There is a huge collection of trash in the middle of the Pacific Ocean that looks like a bomb full of plastic scrap exploded, leaving behind a gigantic load of killer waste. This floating junk heap is known as the Great Pacific Garbage Patch and scientists estimate it to be as large as the state of Texas, according to a report by CNN.
Located in the north region of the Pacific Ocean, this garbage patch has formed as a result of poor waste management over many years, according to non-profit organization Earth Reform’s website.
Brookhaven College biology professor Phil Shelp said, “The material has drifted all the way across the Pacific Ocean and is threatening the ecosystems along the US West Coast.”
Trash such as plastic, glass, aluminum and medical waste is captured in a circular whirlpool caused by wind currents. The motion of the forceful airstream draws in the litter from trash thrown off ships and washed up from the shores of beaches.
Marine animals and birds mistake the debris for food and consume chunks of these harmful materials. These animals eat to survive, but end up dying from their meals. If they do not mistake the trash for food, the animals are still in danger of getting trapped or strangled by the scraps of plastic.
Marine creatures that live at the bottom of the ocean die from not getting the sunlight they need due to the large pile blocking it.
The trash heap is not the fault of any one continent. The entire world is accountable. “Because the Great Pacific Garbage Patch is so far from any country’s coastline, no nation will take responsibility or provide the funding to clean it up,” a National Geographic article reported.
Cleaning up the heap of waste will be difficult. Shelp said, “It will require a very costly effort to protect the already pollution damaged Pacific coastline.”
People like Chris Jordan, an artist and green activist, and Charles Moore, who dis- covered this garbage patch in 1997, will make sure people are aware of the problems of waste management if habits do not change.
In 2009, Jordan traveled to Midway Atoll, an island halfway between Asia and North America that is home to nesting seabirds.
The island is surrounded by the Pacific Ocean and is suffering from the leftovers of human consumption. While at the site, Jordan witnessed the decomposition of birds and chicks. He observed bottle caps, lighters, plastic chunks and other harmful debris in the stomachs of the dead seabirds.
In a National Geographic article, Chris Dinesen Rogers said, “The EPA [Environmental Protection Agency] estimates that more than 100,000 marine mammals die each year from ingestion or entanglement with floating plastic debris.

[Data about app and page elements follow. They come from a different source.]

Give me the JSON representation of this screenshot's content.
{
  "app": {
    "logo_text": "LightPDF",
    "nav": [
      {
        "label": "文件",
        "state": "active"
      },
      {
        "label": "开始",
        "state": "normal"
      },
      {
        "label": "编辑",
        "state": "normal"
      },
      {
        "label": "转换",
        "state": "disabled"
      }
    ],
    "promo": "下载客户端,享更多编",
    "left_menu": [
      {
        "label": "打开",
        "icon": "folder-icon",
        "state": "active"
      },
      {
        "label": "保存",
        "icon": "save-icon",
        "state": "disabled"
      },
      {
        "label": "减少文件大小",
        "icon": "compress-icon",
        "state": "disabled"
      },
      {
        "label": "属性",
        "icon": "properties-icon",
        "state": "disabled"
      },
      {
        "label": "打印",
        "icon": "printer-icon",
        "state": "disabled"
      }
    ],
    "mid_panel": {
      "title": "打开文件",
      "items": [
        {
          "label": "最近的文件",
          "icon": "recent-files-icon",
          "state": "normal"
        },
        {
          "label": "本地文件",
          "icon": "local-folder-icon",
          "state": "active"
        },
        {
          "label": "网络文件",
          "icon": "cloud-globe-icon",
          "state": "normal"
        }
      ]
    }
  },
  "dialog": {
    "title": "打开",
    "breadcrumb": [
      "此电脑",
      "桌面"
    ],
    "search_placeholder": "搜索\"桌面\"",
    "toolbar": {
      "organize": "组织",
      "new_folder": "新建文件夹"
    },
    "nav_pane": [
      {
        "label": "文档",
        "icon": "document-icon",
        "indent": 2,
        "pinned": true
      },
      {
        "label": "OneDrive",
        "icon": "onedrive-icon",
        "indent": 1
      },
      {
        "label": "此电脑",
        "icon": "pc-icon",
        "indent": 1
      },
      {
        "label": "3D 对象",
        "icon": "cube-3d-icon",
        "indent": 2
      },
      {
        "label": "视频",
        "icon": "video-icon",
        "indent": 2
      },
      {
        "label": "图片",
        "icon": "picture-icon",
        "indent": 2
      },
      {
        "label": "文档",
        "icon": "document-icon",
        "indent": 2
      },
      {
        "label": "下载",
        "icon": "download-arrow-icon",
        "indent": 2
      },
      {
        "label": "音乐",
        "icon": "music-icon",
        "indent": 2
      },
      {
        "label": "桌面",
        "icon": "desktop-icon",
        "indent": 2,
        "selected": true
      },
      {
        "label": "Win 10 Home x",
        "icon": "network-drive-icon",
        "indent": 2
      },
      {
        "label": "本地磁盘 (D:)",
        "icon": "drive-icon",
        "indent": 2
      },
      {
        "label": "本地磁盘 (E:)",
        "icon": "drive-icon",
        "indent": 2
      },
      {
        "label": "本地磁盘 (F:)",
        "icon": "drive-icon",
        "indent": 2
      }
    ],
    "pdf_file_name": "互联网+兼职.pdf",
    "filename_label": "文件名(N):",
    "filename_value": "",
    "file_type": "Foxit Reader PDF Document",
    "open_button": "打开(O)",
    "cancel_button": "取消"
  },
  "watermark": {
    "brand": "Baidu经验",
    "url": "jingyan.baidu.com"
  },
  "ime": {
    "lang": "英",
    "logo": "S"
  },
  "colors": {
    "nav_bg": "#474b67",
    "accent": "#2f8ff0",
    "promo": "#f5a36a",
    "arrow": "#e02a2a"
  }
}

Recycling plastic helps keep these hazardous substances away from wildlife, while humans also benefit from clean beaches and wetlands.”
For more information, readers can Google “Great Pacific Garbage Patch” and explore images of the island of trash and the suffering animals affected by them.